**Exercise brief**. Each entry below must appear in the output exactly as written.
================================
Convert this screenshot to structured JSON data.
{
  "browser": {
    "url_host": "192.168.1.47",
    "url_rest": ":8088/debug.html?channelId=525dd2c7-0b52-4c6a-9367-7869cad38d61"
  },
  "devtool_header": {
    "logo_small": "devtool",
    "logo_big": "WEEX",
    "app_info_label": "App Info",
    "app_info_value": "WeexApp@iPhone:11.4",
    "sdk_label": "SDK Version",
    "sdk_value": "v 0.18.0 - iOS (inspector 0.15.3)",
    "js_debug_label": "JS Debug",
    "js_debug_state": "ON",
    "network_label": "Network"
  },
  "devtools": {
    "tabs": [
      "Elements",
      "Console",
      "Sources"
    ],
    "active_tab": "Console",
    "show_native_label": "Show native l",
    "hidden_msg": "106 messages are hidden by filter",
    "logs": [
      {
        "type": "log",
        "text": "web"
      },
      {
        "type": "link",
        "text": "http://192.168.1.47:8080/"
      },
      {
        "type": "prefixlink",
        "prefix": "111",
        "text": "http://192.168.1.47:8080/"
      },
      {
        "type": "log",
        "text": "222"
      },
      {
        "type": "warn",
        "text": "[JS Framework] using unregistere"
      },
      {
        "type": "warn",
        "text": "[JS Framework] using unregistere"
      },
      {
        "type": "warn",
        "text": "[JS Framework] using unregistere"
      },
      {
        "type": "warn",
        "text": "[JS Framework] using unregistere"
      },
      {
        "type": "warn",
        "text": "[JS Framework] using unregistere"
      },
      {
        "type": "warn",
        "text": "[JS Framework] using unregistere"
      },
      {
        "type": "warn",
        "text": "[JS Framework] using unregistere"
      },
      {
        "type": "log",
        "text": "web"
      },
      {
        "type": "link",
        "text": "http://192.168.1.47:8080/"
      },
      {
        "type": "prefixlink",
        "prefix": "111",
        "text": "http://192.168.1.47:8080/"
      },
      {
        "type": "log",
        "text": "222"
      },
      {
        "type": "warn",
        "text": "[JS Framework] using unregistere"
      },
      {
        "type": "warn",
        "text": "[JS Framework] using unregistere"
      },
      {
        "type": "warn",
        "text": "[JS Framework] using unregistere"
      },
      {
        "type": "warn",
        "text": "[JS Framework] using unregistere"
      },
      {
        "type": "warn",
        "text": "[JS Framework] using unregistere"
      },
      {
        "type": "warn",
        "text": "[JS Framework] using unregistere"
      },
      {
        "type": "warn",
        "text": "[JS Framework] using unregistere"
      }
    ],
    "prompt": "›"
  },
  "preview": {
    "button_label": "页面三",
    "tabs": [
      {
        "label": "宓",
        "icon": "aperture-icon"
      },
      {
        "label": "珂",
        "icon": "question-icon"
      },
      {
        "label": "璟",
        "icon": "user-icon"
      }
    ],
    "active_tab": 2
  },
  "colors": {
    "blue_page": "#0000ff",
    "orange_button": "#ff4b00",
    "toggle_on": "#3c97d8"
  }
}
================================
**Exercise solution**.
Convert this screenshot to structured JSON data.
{
  "browser": {
    "url_host": "192.168.1.47",
    "url_rest": ":8088/debug.html?channelId=525dd2c7-0b52-4c6a-9367-7869cad38d61"
  },
  "devtool_header": {
    "logo_small": "devtool",
    "logo_big": "WEEX",
    "app_info_label": "App Info",
    "app_info_value": "WeexApp@iPhone:11.4",
    "sdk_label": "SDK Version",
    "sdk_value": "v 0.18.0 - iOS (inspector 0.15.3)",
    "js_debug_label": "JS Debug",
    "js_debug_state": "ON",
    "network_label": "Network"
  },
  "devtools": {
    "tabs": [
      "Elements",
      "Console",
      "Sources"
    ],
    "active_tab": "Console",
    "show_native_label": "Show native l",
    "hidden_msg": "106 messages are hidden by filter",
    "logs": [
      {
        "type": "log",
        "text": "web"
      },
      {
        "type": "link",
        "text": "http://192.168.1.47:8080/"
      },
      {
        "type": "prefixlink",
        "prefix": "111",
        "text": "http://192.168.1.47:8080/"
      },
      {
        "type": "log",
        "text": "222"
      },
      {
        "type": "warn",
        "text": "[JS Framework] using unregistere"
      },
      {
        "type": "warn",
        "text": "[JS Framework] using unregistere"
      },
      {
        "type": "warn",
        "text": "[JS Framework] using unregistere"
      },
      {
        "type": "warn",
        "text": "[JS Framework] using unregistere"
      },
      {
        "type": "warn",
        "text": "[JS Framework] using unregistere"
      },
      {
        "type": "warn",
        "text": "[JS Framework] using unregistere"
      },
      {
        "type": "warn",
        "text": "[JS Framework] using unregistere"
      },
      {
        "type": "log",
        "text": "web"
      },
      {
        "type": "link",
        "text": "http://192.168.1.47:8080/"
      },
      {
        "type": "prefixlink",
        "prefix": "111",
        "text": "http://192.168.1.47:8080/"
      },
      {
        "type": "log",
        "text": "222"
      },
      {
        "type": "warn",
        "text": "[JS Framework] using unregistere"
      },
      {
        "type": "warn",
        "text": "[JS Framework] using unregistere"
      },
      {
        "type": "warn",
        "text": "[JS Framework] using unregistere"
      },
      {
        "type": "warn",
        "text": "[JS Framework] using unregistere"
      },
      {
        "type": "warn",
        "text": "[JS Framework] using unregistere"
      },
      {
        "type": "warn",
        "text": "[JS Framework] using unregistere"
      },
      {
        "type": "warn",
        "text": "[JS Framework] using unregistere"
      }
    ],
    "prompt": "›"
  },
  "preview": {
    "button_label": "页面三",
    "tabs": [
      {
        "label": "宓",
        "icon": "aperture-icon"
      },
      {
        "label": "珂",
        "icon": "question-icon"
      },
      {
        "label": "璟",
        "icon": "user-icon"
      }
    ],
    "active_tab": 2
  },
  "colors": {
    "blue_page": "#0000ff",
    "orange_button": "#ff4b00",
    "toggle_on": "#3c97d8"
  }
}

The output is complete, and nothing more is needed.